      To answer your second question, it will not be easy though he does now have a good lawyer to represent him. His initial assylum application was rejected and his appeal hearing begins two weeks today. Providing evidence that he is a Christian has been part of the problem & therefore an official signed & stamped certificate of baptism from our Baptism Register, will hopefully go towards solving this problem. In typical Czech bureaucratic style, that certificate will now need to be translated into Czech by an official translator & then the translated document will have to be notarised. We hope and pray for a successful outcome.

  • Basically, what Perpetua said. Ata will certainly be in my prayers.

    • Ricky
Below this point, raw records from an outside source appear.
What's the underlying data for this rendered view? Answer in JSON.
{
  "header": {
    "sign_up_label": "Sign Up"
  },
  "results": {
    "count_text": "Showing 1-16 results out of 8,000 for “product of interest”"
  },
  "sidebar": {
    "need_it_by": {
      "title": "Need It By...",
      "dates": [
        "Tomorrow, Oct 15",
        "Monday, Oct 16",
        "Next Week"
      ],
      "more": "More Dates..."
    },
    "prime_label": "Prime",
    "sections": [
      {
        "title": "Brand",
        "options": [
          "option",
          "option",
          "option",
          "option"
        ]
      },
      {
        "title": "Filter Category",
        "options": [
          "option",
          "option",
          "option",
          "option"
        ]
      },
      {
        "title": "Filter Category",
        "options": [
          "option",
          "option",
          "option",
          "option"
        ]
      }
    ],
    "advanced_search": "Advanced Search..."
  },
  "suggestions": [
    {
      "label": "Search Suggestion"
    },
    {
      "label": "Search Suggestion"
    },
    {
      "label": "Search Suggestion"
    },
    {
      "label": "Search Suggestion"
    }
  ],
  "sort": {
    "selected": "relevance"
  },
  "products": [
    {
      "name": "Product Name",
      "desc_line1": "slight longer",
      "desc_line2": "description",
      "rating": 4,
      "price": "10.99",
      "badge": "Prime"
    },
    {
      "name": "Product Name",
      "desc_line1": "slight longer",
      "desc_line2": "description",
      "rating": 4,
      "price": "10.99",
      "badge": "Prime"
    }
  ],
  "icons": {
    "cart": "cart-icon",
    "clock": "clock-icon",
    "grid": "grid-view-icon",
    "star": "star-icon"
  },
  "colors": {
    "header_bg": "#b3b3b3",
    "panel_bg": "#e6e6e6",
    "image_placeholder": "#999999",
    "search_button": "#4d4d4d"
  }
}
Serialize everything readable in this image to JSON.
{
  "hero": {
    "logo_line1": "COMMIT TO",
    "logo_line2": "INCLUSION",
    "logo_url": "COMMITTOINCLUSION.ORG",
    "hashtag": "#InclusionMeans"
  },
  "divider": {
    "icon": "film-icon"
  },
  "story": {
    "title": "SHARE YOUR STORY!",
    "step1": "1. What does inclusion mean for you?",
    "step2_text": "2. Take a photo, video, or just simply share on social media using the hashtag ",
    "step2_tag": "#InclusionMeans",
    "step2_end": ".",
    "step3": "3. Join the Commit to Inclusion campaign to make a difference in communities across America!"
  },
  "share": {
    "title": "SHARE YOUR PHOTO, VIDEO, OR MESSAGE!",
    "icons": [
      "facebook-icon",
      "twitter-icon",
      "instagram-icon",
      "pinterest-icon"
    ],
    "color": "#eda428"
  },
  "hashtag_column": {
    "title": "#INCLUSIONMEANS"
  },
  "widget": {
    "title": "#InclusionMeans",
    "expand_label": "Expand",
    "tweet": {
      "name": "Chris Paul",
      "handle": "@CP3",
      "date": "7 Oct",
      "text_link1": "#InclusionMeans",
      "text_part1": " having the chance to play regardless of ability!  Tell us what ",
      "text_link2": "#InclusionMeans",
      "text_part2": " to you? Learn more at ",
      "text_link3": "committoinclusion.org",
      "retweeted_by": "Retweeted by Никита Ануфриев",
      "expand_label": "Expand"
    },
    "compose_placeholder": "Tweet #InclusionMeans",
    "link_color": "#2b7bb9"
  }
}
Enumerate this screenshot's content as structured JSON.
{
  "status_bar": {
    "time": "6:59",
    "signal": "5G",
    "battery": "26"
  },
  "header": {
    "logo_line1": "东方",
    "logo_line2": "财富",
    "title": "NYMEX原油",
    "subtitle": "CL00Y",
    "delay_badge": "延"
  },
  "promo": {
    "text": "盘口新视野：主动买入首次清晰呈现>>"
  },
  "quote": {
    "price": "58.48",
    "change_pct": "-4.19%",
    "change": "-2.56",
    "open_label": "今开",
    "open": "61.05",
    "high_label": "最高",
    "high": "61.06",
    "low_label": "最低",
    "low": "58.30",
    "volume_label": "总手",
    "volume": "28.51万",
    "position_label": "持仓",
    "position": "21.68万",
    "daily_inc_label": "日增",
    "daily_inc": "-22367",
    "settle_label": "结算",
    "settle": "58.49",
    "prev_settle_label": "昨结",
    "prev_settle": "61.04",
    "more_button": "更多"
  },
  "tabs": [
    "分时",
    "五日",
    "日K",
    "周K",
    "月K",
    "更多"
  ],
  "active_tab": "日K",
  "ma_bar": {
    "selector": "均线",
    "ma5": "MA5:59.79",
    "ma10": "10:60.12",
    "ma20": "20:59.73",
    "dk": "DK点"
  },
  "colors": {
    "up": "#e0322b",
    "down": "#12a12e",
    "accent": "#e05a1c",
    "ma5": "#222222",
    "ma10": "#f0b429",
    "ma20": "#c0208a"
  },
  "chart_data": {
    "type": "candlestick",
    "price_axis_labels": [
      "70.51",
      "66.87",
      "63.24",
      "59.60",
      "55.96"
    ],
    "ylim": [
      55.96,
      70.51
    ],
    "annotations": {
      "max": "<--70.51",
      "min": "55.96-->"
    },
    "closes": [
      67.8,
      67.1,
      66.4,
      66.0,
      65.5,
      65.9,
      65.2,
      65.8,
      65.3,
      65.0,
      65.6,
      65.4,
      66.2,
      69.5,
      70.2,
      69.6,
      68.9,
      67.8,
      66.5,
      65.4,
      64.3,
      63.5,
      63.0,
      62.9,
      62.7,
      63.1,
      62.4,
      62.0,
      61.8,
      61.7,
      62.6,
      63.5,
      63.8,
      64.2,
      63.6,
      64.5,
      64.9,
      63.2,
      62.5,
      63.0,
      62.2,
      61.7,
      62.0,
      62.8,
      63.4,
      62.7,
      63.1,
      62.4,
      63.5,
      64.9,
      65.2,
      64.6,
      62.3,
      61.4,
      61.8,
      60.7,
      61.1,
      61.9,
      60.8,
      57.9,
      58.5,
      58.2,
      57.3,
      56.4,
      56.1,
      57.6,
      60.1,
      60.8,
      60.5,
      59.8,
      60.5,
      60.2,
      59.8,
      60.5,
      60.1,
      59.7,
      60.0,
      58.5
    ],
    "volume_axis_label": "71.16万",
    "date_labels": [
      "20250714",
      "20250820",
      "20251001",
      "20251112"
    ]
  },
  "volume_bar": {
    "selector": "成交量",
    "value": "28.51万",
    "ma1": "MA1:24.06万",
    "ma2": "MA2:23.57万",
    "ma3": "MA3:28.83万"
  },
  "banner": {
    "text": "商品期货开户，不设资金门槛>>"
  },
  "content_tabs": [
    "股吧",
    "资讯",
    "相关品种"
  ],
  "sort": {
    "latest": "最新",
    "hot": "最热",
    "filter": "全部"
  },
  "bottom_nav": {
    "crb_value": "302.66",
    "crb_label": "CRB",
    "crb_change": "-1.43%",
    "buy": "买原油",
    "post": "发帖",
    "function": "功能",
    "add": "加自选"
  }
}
      Indeed Hana – as a member of the CCE / ECCB, I was sure you would approve of my close cooperation with one of your ministers 🙂 Thank you for your prayers for Ata. They are much appreciated.

  • Sean Mccann

    Hi Ricky,
    Congratulations to Ata and yourself and your colleagues on his baptism. Coming as I do from Ireland I am familiar with religious bigotry (on a much smaller scale than that suffered by that brave young man) and I am saddened and dismayed that people can’t just agree to disagree on all matters of religion or politics. We are all human and that is the greatest single unifying factor between us all. Wishing you, your colleagues and your congregation every success and blessing.

    • Ricky

      Thank you Sean – I share your sadness. Freedom to express & practice one’s religious faith should be an inalienable human right.

  • Praying for Ata and your congregation. Thanks for sharing.